Human-Wildlife Conflicts: Raccoons

Raccoons (Procyon lotor) are a common species seen throughout California in natural, rural, and urban environments. They are mostly nocturnal and typically avoid people, though they may be seen during the day while searching for food. Their diet is diverse and includes fruit, nuts, birds, fish, eggs, and small mammals, as well as pet food and trash.

raccoon with paw raised sitting in dry leaves

Raccoons are highly adaptive and may easily become food conditioned or lose their fear of humans if provided access to food. Potential conflict with raccoons may occur due to property damage while searching for shelter or food or human health and safety concerns due to wildlife disease (e.g., distemper, rabies). Raccoons are known to leave droppings in the same location (known as a latrine) which can increase risk of exposure to humans and pets to raccoon roundworm.

Prevent Potential Conflicts

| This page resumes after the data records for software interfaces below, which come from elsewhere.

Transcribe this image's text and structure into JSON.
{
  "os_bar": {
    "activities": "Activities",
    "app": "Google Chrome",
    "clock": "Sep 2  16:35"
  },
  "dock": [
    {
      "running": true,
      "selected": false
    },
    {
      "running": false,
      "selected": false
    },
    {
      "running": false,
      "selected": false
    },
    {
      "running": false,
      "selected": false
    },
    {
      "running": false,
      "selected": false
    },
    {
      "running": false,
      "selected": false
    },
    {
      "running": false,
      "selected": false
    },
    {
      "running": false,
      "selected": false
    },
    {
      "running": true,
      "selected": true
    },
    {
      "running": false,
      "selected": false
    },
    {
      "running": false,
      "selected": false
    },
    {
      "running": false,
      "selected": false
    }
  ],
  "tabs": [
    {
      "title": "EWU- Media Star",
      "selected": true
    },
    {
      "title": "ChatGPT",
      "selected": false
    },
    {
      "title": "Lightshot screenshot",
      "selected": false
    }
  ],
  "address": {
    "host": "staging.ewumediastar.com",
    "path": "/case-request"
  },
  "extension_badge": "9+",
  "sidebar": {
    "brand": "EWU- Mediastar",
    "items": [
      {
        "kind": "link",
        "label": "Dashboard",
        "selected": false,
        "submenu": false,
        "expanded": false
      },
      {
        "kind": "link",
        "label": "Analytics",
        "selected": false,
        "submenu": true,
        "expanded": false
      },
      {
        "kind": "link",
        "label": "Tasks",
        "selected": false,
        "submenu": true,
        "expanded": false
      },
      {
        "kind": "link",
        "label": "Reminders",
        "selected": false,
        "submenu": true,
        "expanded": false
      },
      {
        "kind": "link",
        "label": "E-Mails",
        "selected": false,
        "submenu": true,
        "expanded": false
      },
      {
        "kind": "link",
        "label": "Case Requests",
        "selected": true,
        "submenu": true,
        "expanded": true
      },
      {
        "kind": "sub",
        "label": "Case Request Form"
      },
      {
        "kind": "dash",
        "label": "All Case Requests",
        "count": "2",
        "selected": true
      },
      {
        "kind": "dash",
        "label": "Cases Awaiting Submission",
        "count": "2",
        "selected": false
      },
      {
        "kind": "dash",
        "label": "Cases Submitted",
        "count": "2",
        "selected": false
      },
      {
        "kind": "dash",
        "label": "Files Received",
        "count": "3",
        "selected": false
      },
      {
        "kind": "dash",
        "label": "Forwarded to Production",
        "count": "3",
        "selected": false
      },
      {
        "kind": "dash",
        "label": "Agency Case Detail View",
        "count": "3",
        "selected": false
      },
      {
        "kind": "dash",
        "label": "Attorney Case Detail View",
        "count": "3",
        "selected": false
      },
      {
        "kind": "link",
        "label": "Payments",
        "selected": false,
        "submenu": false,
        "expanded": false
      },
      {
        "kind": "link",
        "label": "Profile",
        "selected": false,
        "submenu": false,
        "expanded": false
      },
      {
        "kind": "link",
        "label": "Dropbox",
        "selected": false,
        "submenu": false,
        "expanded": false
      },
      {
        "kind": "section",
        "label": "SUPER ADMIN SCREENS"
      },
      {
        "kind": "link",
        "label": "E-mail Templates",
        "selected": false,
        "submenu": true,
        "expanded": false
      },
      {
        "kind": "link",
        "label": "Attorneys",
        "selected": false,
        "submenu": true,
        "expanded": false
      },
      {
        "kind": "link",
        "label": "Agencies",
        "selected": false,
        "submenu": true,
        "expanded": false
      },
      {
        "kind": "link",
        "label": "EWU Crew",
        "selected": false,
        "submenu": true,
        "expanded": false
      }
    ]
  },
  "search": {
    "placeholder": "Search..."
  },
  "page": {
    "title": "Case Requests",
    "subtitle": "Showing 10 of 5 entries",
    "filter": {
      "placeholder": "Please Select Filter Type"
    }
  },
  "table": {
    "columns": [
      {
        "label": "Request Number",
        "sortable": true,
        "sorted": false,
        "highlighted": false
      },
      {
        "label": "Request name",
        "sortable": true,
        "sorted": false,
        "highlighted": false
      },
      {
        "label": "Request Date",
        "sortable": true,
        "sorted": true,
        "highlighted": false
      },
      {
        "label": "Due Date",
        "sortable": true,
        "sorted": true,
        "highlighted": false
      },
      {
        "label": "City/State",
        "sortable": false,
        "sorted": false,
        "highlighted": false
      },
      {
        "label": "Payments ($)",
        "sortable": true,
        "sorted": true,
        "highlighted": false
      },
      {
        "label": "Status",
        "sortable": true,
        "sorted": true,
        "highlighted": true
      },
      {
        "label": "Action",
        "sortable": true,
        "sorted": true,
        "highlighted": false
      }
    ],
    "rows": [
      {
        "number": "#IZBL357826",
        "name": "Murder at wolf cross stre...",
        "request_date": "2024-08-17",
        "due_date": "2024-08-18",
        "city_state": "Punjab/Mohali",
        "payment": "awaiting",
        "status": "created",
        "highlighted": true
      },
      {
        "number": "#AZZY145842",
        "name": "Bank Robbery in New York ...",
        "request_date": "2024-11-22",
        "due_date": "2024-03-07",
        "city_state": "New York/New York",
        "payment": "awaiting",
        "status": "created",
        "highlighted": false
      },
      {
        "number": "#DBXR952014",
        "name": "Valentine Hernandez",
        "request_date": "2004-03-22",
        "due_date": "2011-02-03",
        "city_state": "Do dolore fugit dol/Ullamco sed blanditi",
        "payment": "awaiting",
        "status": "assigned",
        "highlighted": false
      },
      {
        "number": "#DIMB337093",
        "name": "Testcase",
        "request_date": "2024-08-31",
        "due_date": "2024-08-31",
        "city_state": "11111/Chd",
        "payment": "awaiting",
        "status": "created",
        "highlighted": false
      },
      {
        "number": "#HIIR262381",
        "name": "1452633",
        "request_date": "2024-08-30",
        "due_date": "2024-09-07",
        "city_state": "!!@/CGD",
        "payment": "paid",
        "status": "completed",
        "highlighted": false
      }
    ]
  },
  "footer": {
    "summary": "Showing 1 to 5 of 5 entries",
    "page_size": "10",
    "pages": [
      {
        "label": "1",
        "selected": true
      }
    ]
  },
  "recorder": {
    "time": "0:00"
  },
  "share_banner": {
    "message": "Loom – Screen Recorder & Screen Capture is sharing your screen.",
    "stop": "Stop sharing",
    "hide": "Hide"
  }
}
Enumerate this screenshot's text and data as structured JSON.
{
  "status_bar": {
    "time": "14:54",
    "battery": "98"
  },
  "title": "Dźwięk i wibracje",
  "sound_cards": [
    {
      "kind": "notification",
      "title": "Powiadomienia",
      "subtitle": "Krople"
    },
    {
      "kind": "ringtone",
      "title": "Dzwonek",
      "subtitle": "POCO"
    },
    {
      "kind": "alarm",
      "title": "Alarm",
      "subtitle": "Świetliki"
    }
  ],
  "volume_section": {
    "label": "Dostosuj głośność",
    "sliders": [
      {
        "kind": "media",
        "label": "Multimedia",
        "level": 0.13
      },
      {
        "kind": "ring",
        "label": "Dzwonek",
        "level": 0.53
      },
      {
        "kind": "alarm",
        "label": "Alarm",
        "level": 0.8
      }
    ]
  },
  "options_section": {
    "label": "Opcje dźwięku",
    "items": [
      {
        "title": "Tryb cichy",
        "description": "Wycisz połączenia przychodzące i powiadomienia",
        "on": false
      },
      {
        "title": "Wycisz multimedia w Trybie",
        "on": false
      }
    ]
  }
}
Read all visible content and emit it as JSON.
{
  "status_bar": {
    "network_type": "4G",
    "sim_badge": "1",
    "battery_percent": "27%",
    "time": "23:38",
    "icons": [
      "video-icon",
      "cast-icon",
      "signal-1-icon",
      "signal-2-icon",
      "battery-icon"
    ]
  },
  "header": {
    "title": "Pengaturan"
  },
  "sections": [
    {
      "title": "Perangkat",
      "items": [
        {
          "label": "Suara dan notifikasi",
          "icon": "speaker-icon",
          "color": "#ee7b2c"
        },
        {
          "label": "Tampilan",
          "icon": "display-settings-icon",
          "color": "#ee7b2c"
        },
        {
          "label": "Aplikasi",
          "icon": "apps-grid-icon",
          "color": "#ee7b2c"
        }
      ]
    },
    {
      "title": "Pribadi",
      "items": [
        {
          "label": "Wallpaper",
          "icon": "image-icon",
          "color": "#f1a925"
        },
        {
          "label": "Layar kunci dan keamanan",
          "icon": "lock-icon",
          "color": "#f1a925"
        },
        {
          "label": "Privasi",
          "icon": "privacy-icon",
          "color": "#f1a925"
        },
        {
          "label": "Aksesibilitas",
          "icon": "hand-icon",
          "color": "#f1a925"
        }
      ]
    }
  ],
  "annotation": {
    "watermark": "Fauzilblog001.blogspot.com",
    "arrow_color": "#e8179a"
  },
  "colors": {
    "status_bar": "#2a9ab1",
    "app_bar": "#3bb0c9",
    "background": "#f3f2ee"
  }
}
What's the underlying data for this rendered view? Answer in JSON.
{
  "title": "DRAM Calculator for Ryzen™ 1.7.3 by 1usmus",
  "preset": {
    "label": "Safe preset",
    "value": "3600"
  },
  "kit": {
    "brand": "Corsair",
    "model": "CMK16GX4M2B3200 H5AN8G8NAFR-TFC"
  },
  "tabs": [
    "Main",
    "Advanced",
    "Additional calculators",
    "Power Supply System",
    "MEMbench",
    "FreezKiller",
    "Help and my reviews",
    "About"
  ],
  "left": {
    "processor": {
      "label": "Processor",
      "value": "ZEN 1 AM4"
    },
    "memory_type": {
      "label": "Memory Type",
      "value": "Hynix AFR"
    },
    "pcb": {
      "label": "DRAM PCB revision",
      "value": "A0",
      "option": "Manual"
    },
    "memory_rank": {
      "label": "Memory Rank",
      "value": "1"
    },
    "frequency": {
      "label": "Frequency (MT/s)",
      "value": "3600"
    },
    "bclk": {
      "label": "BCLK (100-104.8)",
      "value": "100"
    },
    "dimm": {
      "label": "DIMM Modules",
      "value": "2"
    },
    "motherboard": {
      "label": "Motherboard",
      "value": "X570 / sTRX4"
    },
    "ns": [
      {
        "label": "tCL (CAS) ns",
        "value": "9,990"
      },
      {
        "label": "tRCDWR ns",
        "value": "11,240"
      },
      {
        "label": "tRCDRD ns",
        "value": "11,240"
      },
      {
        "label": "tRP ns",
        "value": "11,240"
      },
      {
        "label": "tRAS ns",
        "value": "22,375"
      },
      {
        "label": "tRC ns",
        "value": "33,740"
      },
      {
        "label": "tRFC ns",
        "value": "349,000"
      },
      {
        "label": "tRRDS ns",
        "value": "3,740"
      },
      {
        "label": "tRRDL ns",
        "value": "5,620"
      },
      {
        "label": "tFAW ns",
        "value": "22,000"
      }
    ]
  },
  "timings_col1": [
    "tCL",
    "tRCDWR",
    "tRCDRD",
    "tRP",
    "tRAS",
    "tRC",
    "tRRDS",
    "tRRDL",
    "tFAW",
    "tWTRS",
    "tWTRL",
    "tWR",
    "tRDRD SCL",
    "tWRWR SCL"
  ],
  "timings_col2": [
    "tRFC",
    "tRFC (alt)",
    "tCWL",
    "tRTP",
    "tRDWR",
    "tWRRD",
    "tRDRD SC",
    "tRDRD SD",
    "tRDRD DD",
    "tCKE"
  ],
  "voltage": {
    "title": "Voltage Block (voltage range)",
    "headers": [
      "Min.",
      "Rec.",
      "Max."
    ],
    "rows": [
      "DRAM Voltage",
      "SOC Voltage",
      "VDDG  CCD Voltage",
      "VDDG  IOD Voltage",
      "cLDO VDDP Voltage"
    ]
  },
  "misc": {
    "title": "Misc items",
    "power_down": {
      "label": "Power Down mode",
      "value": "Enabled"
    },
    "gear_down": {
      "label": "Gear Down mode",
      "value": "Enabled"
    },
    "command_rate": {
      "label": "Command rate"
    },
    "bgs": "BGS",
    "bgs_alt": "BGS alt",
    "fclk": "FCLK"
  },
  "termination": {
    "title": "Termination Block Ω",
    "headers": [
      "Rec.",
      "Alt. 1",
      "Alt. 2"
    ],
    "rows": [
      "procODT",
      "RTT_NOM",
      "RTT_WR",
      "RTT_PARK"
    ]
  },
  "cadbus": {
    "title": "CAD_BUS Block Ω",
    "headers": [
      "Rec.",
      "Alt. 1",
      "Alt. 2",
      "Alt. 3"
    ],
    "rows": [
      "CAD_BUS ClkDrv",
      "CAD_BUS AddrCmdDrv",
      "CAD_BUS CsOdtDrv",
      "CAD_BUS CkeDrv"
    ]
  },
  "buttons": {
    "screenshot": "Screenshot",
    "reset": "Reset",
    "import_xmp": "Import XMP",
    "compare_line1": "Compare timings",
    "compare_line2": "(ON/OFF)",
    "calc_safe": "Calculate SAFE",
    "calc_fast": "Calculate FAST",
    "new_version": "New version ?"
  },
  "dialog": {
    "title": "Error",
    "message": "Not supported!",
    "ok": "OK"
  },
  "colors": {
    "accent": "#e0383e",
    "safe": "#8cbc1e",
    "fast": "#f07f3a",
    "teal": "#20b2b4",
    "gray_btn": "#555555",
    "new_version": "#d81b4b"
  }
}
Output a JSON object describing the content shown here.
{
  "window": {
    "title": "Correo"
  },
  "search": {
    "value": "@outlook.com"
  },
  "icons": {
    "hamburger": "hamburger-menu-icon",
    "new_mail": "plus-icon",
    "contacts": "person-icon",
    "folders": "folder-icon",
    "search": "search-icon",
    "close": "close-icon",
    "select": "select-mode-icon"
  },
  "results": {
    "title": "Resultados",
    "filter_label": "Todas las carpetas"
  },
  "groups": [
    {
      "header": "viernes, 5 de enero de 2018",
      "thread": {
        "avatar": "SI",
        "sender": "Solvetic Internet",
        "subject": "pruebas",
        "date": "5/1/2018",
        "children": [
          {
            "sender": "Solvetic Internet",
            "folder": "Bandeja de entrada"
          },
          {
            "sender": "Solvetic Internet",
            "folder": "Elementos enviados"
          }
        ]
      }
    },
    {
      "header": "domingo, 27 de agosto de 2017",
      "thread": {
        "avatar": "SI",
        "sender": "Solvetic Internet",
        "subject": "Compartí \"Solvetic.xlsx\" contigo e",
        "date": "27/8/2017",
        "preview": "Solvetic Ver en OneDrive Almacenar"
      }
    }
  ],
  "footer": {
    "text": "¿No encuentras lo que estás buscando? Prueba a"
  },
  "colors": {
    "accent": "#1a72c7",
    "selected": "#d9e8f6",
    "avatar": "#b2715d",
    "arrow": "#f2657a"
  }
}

Wildlife Health Lab
1701 Nimbus Road Suite D, Rancho Cordova, CA 95670
(916) 358-2790 |